Cotswold Water Park
Summary:The Cotswold Water Park is an incredible leisure resource that was born out of gravel extraction which began half a century ago.
Just a few miles from Cirencester, the Cotswold Water Park is an incredible leisure resource that was born out of gravel extraction which began half a century ago.
But the Cotswold Water Park is not what many people might imagine it to be, as there are no water slides, log flumes or the like. It is, in fact, a collection of 150 lakes and wetlands, covering 40 square miles, making it one of the UK's largest nature reserves with many previously "lost" species being successfully reintroduced into the wild.
When gravel extraction started 50 years ago, it created huge lakes which have proved ideal for a variety of uses including just about every water-based activity you could imagine, as well as plenty of fishing opportunities. The water park also hosts a popular triathlon.
The generally peaceful environment also makes it a popular location for walking, cycling, riding, caravanning and camping.

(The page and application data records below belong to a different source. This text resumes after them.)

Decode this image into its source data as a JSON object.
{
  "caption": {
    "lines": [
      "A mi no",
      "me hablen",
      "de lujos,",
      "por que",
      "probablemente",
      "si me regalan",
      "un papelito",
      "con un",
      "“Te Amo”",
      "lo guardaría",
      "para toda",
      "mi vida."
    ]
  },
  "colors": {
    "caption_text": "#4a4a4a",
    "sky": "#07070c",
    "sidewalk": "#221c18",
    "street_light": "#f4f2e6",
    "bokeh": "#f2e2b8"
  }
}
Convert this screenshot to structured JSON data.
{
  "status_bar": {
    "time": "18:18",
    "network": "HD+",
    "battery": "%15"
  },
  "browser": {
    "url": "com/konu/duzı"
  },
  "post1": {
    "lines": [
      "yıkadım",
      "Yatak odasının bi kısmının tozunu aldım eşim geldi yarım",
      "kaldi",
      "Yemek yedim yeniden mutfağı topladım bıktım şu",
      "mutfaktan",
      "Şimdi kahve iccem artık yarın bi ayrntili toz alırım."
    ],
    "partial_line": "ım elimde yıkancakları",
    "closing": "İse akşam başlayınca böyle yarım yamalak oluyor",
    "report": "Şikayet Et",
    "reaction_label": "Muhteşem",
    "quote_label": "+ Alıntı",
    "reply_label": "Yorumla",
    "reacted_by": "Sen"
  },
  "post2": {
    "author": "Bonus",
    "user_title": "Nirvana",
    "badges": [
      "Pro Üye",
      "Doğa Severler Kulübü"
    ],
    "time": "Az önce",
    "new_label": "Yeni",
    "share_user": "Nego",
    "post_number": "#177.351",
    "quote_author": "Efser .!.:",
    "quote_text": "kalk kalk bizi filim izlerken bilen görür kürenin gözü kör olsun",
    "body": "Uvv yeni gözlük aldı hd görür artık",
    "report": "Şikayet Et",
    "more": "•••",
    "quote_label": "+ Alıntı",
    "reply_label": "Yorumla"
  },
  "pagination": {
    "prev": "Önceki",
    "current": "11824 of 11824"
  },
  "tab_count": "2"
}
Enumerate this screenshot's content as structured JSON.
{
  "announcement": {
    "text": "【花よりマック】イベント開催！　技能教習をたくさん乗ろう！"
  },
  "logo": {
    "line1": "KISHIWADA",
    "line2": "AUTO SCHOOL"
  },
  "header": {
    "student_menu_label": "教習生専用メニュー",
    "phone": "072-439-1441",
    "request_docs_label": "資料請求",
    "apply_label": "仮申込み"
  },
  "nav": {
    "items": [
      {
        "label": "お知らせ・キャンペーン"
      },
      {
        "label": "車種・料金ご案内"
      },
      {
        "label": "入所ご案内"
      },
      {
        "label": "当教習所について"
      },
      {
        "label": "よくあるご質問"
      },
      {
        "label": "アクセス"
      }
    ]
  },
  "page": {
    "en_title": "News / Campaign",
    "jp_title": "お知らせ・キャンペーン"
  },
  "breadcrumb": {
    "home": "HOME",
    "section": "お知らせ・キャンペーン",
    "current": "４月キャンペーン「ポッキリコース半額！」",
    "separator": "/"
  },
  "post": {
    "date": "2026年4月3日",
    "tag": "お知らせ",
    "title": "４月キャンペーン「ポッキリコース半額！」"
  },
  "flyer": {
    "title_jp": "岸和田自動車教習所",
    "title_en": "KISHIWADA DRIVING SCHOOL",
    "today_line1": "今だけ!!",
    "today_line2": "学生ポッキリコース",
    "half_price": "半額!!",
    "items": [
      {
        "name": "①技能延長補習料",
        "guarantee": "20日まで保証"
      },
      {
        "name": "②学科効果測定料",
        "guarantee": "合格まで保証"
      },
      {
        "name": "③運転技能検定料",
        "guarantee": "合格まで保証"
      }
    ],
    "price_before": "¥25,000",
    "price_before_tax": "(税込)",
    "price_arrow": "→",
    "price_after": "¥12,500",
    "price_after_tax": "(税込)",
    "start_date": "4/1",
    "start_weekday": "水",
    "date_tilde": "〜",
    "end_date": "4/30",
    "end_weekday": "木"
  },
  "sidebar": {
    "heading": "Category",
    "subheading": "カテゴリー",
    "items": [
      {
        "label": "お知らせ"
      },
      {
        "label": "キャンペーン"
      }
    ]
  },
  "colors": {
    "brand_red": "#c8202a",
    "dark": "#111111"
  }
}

Cotswold Country Park and Beach, formerly known as Keynes Country Park, is the number one attraction in the Cotswold Water Park. Open from February to December, the country park offers the largest inland beach in the UK, as well as boat and kayak hire, bouncy castles, crazy golf, a climbing wall, adventure playgrounds, open water swimming, cafes and wonderful lakeside walks.
Cotswold Country Park and Beach comprises two lakes formed about 40 years ago through gravel extraction and they are so clean that you can usually see the bottom of the lake from the viewing gallery on the Millennium Building. In the winter, although many of the water-based facilities close, the country park is still a great place to come for a beautiful lakeside walk.
The Cotswold Water Park as a whole has become a popular destination for both locals and visitors to the area who either come for the day or stay for longer.
A wide variety of accommodation options include luxury lakeside lodges, beautiful hotels, self-catering apartments or campsites.
A number of villages sit either in the designated 'Cotswold Water Park' or just outside it. While there is still some gravel extraction, the area is a Site of Specific Interest because of its geology with its various nature reserves providing protected areas for endangered wildlife.